### What you are asked to do
Reproduce the data below exactly. Skip the pictures.

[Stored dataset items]
..............................

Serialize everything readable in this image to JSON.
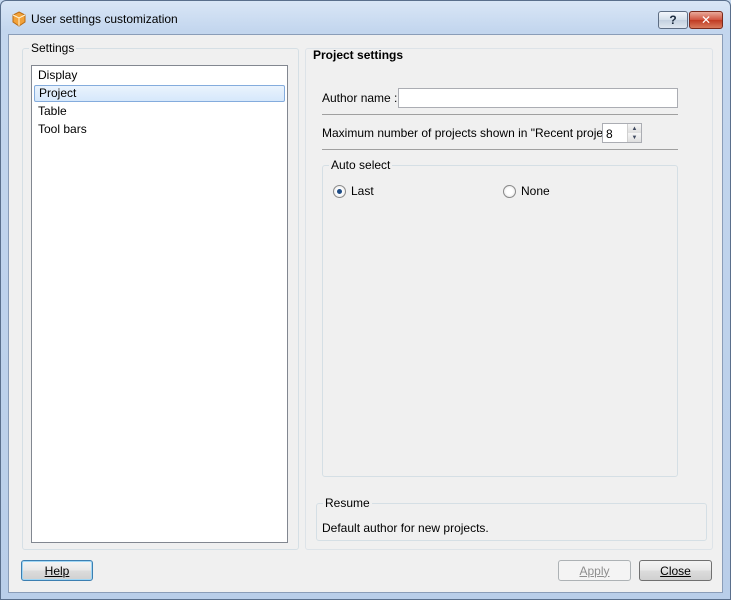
{
  "window": {
    "title": "User settings customization",
    "help_caption": "?",
    "close_caption": "✕"
  },
  "settings": {
    "group_title": "Settings",
    "items": [
      {
        "label": "Display",
        "selected": false
      },
      {
        "label": "Project",
        "selected": true
      },
      {
        "label": "Table",
        "selected": false
      },
      {
        "label": "Tool bars",
        "selected": false
      }
    ]
  },
  "project": {
    "title": "Project settings",
    "author_label": "Author name :",
    "author_value": "",
    "max_label": "Maximum number of projects shown in \"Recent projects\":",
    "max_value": "8",
    "autoselect": {
      "title": "Auto select",
      "options": [
        {
          "label": "Last",
          "checked": true
        },
        {
          "label": "None",
          "checked": false
        }
      ]
    }
  },
  "resume": {
    "title": "Resume",
    "text": "Default author for new projects."
  },
  "buttons": {
    "help": "Help",
    "apply": "Apply",
    "close": "Close"
  },
  "colors": {
    "accent": "#3c7fb1",
    "selection_border": "#84acdd",
    "radio_check": "#1d4b85"
  }
}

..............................

### Exercise result
Serialize everything readable in this image to JSON.
{
  "window": {
    "title": "User settings customization",
    "help_caption": "?",
    "close_caption": "✕"
  },
  "settings": {
    "group_title": "Settings",
    "items": [
      {
        "label": "Display",
        "selected": false
      },
      {
        "label": "Project",
        "selected": true
      },
      {
        "label": "Table",
        "selected": false
      },
      {
        "label": "Tool bars",
        "selected": false
      }
    ]
  },
  "project": {
    "title": "Project settings",
    "author_label": "Author name :",
    "author_value": "",
    "max_label": "Maximum number of projects shown in \"Recent projects\":",
    "max_value": "8",
    "autoselect": {
      "title": "Auto select",
      "options": [
        {
          "label": "Last",
          "checked": true
        },
        {
          "label": "None",
          "checked": false
        }
      ]
    }
  },
  "resume": {
    "title": "Resume",
    "text": "Default author for new projects."
  },
  "buttons": {
    "help": "Help",
    "apply": "Apply",
    "close": "Close"
  },
  "colors": {
    "accent": "#3c7fb1",
    "selection_border": "#84acdd",
    "radio_check": "#1d4b85"
  }
}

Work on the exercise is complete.